Racing Minister Grace Grace has welcomed a new partnership between Crime Stoppers and the Queensland Racing Integrity Commission (QRIC) to tackle animal cruelty in racing.
Ms Grace said the partnership would encourage people to anonymously report animal cruelty and misconduct within the racing industry.
“Animal cruelty has no place in racing but we need the public’s help to stamp it out altogether,” she said.
“The vast majority of those involved in racing do the right thing and uphold the highest animal welfare standards.
“But we learned through the greyhound live baiting scandal that there are some people who will cut corners.
“I want to encourage any Queenslanders with genuine concerns for the welfare of any racing animal to get in touch with Crime Stoppers.”
Ms Grace said expert investigators from QRIC, the state’s independent watchdog overseeing the integrity and welfare standards of racing animals and participants in Queensland, would not hesitate to act against wrongdoers.
Commissioner Ross Barnett said the QRIC was focused on upholding the integrity of the industry.
“We want to ensure everyone in the racing industry has the opportunity to compete on a level playing field, and continue our great racing traditions in Queensland,” Commissioner Barnett said.
“Crime Stoppers is a trusted organisation in Australia, and people can be assured that information can be provided anonymously, and directed to the appropriate agency for action.
“This partnership will assist us to investigate allegations of unethical behaviour within the industry.
“We rely on information from the public to help us to prosecute those who are doing the wrong thing.
“You can report information about things that affect animal welfare or constitute cruelty to racing animals, such as live baiting.
“You should also report any information you might have about criminal activity across all three codes of racing such as race fixing, use of doping and performance enhancing substances, or illegal betting.
“If you have any information about mistreatment of racing animals or wrongdoing within the sport, we urge you to come forward and report it to Crimes Stoppers on 1800 333 000.”

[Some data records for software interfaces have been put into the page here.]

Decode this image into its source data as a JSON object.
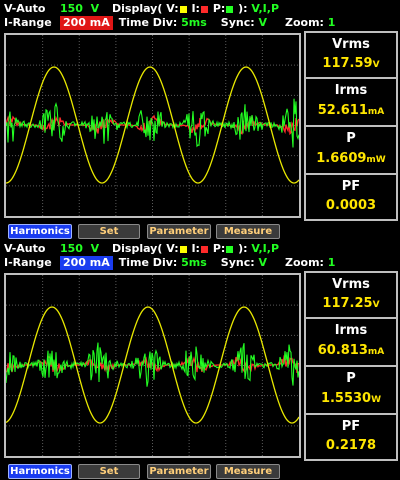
{
  "colors": {
    "voltage": "#ffff00",
    "current": "#ff2a2a",
    "power": "#22ff22",
    "range_red": "#e01616",
    "range_blue": "#1a3cf0"
  },
  "panels": [
    {
      "v_auto_label": "V-Auto",
      "v_value": "150",
      "v_unit": "V",
      "display_label": "Display( V:",
      "display_i": "I:",
      "display_p": "P:",
      "display_close": "):",
      "display_value": "V,I,P",
      "i_range_label": "I-Range",
      "i_range_value": "200 mA",
      "i_range_color": "red",
      "time_div_label": "Time Div:",
      "time_div_value": "5ms",
      "sync_label": "Sync:",
      "sync_value": "V",
      "zoom_label": "Zoom:",
      "zoom_value": "1",
      "measurements": [
        {
          "label": "Vrms",
          "value": "117.59",
          "unit": "V"
        },
        {
          "label": "Irms",
          "value": "52.611",
          "unit": "mA"
        },
        {
          "label": "P",
          "value": "1.6609",
          "unit": "mW"
        },
        {
          "label": "PF",
          "value": "0.0003",
          "unit": ""
        }
      ],
      "buttons": [
        "Harmonics",
        "Set",
        "Parameter",
        "Measure"
      ]
    },
    {
      "v_auto_label": "V-Auto",
      "v_value": "150",
      "v_unit": "V",
      "display_label": "Display( V:",
      "display_i": "I:",
      "display_p": "P:",
      "display_close": "):",
      "display_value": "V,I,P",
      "i_range_label": "I-Range",
      "i_range_value": "200 mA",
      "i_range_color": "blue",
      "time_div_label": "Time Div:",
      "time_div_value": "5ms",
      "sync_label": "Sync:",
      "sync_value": "V",
      "zoom_label": "Zoom:",
      "zoom_value": "1",
      "measurements": [
        {
          "label": "Vrms",
          "value": "117.25",
          "unit": "V"
        },
        {
          "label": "Irms",
          "value": "60.813",
          "unit": "mA"
        },
        {
          "label": "P",
          "value": "1.5530",
          "unit": "W"
        },
        {
          "label": "PF",
          "value": "0.2178",
          "unit": ""
        }
      ],
      "buttons": [
        "Harmonics",
        "Set",
        "Parameter",
        "Measure"
      ]
    }
  ]
}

Crime Stoppers Chief Executive Trevor O’Hara welcomed the partnership to tackle animal cruelty.
“Crime Stoppers provides a vital reporting function, allowing people to provide information and intelligence to assist police and other law enforcement agencies to solve crimes,” Mr O’Hara said.
“Often people are afraid to make official complaints and reports. Crime Stoppers is a trusted community volunteer organisation and guarantees anonymity, so people can report information without fear of repercussions or prosecution.
“Information can be provided to Crime Stoppers by calling 1800 333 000 or online at www.crimestoppersqld.com.au/racing.”